Jack Saunders needed to improve his rut riding. The ultimate plan was to get back to a place like Taupo straight after racing their club day and learn how to deal with them, thanks to some focused tuition. In the meantime, I simply spent ten minutes digging a nice rut for us to work on at our track in Drury.
The Right Candidate
Choosing the best corner definitely helps, preferably one that is basically what you could call a hairpin. Turning to the right means that the rider can’t rely on their back brake to help them when coming unstuck. I try to build one that has its lowest point at the beginning or end so that water doesn’t pool in the middle, avoiding the need to dig a drainage puddle.
Unless you have the rut formed into a slight uphill so that the water can flow away down either side, which is what Tyler Ward did at his place for the rut he has formed so well that he can scrape his handlebar on the ground.
Good Form Old Chap
Avoiding a puddle, I rode through my chosen corner a few times to mark out the shape. While the ground was soft near the puddle it turned concrete-like shortly thereafter. Unperturbed, I literally chipped away at it until we had a fairly even line around 10cm deep which I then ran through a few times to test and smoothen it out.

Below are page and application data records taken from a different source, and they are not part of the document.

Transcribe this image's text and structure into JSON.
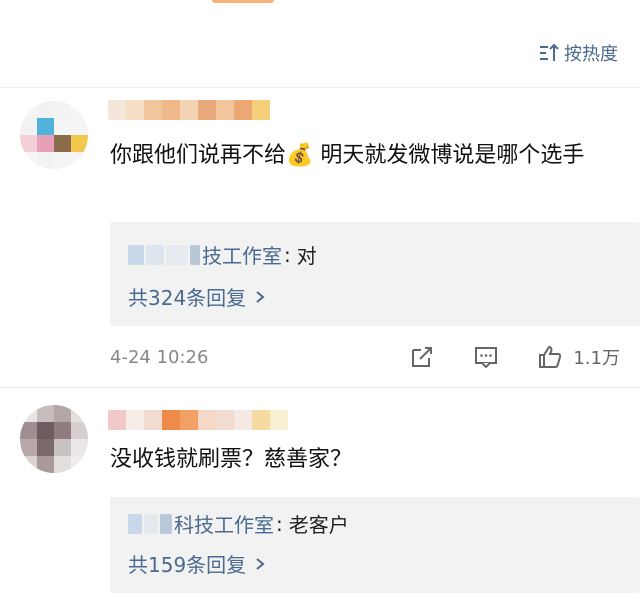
{
  "sort": {
    "label": "按热度"
  },
  "comments": [
    {
      "text": "你跟他们说再不给💰 明天就发微博说是哪个选手",
      "reply": {
        "author": "技工作室",
        "sep": ":",
        "content": "对"
      },
      "more_replies": "共324条回复",
      "time": "4-24 10:26",
      "likes": "1.1万"
    },
    {
      "text": "没收钱就刷票？慈善家？",
      "reply": {
        "author": "科技工作室",
        "sep": ":",
        "content": "老客户"
      },
      "more_replies": "共159条回复"
    }
  ],
  "colors": {
    "link": "#4a6a8f",
    "reply_bg": "#f2f2f2",
    "meta": "#888888"
  }
}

I purposely didn’t make it too deep so that it was easy to pop out of should it go wrong, but deep enough to hold the wheel strongly. Throwing the loose dirt well out of the way kept other distractions to a minimum.
During the course of the day I made some improvements here and there, but because I was forcing them to use front brake for control rather than just throttle, the rut worked a treat.
Not only did Jack and his Dad Peter gain confidence and a much better understanding on how to use their controls to stay in a rut properly, but both of my next two groups used it as their main obstacle also.
A little work can go a long way.